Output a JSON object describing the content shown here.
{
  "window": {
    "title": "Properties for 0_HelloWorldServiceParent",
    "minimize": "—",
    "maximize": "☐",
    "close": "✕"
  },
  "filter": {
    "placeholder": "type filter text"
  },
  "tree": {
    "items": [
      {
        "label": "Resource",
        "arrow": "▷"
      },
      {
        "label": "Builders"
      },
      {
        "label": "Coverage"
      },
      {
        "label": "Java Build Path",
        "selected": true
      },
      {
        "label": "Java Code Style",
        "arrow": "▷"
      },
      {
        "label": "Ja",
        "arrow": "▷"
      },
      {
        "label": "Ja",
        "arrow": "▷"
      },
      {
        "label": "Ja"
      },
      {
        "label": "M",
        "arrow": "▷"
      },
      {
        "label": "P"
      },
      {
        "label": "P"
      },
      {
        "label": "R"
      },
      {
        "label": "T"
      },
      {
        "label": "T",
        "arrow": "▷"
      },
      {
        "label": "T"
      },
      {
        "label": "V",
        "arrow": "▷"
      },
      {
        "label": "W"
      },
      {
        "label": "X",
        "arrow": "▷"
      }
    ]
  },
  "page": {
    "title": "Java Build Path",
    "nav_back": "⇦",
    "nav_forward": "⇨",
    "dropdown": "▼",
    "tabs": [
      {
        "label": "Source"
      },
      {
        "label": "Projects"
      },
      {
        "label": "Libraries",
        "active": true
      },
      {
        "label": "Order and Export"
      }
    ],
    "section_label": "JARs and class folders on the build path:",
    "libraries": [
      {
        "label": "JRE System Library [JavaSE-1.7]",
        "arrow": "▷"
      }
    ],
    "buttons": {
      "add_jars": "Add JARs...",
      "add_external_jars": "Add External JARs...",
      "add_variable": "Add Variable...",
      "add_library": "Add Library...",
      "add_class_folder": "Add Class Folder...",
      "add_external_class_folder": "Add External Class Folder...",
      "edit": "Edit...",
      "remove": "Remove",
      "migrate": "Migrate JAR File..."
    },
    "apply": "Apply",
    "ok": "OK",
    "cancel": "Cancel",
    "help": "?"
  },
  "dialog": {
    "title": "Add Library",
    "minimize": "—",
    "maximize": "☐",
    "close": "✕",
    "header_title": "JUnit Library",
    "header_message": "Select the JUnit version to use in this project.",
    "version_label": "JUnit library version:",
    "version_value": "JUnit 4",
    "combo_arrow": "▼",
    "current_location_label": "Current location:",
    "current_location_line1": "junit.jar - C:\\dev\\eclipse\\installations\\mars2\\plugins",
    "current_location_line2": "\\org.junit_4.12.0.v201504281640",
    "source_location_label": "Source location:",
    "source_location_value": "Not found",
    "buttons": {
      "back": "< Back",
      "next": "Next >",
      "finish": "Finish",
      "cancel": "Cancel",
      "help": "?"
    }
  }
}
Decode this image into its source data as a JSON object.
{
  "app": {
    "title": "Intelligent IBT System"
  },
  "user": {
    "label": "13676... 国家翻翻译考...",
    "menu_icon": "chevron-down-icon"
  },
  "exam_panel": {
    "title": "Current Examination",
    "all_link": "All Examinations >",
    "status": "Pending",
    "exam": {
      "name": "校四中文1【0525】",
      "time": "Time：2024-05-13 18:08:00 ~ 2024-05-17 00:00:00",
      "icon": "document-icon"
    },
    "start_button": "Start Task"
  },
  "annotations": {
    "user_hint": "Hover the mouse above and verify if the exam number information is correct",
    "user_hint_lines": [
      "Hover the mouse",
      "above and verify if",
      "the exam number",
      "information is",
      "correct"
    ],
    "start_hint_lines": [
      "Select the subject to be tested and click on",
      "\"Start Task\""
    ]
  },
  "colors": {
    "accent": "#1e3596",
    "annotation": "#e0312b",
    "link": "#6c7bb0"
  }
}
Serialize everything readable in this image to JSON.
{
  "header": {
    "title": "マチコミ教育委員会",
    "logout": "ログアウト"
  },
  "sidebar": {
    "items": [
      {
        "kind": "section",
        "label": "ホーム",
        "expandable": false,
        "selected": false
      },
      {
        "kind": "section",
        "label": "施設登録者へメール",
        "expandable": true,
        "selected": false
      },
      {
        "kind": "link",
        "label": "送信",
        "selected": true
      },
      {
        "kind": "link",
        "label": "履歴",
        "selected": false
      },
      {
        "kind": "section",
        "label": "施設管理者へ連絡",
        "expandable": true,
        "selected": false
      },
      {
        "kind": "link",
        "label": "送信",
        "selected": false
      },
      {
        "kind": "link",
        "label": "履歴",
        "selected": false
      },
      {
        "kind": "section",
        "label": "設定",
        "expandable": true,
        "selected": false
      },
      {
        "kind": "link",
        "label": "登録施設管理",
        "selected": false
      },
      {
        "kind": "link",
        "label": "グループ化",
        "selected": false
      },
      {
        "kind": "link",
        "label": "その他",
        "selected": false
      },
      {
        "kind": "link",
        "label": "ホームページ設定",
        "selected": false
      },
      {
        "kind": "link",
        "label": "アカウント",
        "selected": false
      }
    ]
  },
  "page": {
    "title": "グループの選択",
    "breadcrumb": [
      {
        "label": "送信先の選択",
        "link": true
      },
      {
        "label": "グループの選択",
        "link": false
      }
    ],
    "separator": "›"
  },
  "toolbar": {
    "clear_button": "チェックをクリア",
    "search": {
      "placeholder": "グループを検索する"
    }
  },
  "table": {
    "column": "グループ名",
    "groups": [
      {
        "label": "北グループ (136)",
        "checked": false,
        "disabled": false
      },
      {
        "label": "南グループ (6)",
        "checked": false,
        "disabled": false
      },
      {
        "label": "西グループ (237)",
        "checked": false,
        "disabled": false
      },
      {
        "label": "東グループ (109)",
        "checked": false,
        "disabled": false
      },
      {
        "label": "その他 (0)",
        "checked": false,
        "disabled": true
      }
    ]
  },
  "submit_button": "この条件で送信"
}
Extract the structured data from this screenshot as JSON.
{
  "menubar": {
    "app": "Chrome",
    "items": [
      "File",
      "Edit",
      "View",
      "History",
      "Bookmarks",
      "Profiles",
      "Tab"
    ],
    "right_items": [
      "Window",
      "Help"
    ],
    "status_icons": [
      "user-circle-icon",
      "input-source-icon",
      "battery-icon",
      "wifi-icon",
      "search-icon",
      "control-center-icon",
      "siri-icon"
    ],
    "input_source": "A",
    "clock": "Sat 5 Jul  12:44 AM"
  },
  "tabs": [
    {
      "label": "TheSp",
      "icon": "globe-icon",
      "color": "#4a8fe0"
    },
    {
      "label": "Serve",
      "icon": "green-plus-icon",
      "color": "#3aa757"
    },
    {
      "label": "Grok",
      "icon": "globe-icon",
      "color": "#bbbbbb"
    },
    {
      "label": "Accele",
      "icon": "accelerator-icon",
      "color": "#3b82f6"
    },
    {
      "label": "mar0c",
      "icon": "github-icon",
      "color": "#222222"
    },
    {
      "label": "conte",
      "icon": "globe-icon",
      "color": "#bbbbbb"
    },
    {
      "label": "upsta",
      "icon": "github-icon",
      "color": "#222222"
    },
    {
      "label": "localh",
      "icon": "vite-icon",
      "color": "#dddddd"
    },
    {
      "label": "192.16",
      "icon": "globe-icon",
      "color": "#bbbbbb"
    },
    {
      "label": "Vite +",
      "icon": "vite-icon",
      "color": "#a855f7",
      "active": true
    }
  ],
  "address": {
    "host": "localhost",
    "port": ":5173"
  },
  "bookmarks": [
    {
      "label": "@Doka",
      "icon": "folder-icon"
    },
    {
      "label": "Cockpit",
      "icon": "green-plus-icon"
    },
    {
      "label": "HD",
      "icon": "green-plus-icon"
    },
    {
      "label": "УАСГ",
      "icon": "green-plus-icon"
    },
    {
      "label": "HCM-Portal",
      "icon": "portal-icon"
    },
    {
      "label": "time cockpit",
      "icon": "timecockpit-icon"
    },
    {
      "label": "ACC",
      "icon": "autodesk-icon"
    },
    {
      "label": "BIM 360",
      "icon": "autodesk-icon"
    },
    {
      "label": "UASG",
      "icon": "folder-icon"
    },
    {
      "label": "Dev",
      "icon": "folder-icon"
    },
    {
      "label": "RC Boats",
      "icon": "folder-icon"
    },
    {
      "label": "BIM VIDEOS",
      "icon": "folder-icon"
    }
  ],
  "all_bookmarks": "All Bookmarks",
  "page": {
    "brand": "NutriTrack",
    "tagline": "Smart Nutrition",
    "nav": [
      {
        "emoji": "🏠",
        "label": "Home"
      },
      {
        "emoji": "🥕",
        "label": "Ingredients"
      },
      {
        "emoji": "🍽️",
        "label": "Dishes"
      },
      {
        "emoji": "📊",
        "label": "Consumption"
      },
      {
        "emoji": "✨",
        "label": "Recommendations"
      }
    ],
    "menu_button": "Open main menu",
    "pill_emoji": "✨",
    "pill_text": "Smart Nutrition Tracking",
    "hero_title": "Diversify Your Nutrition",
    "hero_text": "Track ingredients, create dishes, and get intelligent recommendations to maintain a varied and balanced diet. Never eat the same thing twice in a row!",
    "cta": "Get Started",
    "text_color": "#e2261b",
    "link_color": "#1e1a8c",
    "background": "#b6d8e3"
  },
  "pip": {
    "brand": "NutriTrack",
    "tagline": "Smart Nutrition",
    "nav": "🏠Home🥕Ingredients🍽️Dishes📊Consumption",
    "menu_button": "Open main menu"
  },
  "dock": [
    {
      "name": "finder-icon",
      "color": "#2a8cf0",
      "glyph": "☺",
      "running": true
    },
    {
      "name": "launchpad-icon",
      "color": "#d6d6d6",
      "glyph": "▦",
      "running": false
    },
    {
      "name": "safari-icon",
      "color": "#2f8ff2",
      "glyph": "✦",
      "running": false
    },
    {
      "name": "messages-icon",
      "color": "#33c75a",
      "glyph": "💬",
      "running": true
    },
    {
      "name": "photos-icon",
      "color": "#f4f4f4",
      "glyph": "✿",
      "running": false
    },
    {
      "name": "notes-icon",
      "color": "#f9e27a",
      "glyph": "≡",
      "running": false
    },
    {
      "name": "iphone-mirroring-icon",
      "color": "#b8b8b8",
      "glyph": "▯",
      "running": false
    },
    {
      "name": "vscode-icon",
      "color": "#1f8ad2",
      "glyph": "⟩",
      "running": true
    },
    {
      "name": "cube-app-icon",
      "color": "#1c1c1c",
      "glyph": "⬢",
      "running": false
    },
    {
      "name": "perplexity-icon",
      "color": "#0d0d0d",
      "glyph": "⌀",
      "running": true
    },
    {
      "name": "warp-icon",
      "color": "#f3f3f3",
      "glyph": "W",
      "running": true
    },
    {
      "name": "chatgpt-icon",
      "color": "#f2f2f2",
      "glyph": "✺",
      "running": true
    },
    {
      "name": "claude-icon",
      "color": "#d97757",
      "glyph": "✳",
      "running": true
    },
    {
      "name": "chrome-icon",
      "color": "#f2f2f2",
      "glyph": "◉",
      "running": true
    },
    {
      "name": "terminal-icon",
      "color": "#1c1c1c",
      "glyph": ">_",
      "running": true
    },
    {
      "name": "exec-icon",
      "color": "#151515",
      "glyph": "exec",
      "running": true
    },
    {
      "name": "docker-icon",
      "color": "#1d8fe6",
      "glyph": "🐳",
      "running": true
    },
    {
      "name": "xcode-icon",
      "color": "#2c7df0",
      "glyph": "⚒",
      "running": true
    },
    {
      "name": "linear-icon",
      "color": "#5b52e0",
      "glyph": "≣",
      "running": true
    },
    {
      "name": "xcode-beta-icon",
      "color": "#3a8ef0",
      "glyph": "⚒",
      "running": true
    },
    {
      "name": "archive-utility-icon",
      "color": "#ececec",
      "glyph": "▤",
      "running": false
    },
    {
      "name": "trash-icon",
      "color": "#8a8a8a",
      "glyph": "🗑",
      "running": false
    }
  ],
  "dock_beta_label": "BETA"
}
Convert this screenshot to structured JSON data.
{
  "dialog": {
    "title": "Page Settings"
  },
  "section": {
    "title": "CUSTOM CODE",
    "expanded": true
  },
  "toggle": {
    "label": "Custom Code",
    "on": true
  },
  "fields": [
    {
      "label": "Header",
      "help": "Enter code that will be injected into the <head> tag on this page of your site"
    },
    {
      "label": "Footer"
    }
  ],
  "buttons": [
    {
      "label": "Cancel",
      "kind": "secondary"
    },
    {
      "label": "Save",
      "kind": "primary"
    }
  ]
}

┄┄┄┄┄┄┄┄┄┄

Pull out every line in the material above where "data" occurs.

Decode this image into its source data as a JSON object.
Extract the structured data from this screenshot as JSON.
Convert this screenshot to structured JSON data.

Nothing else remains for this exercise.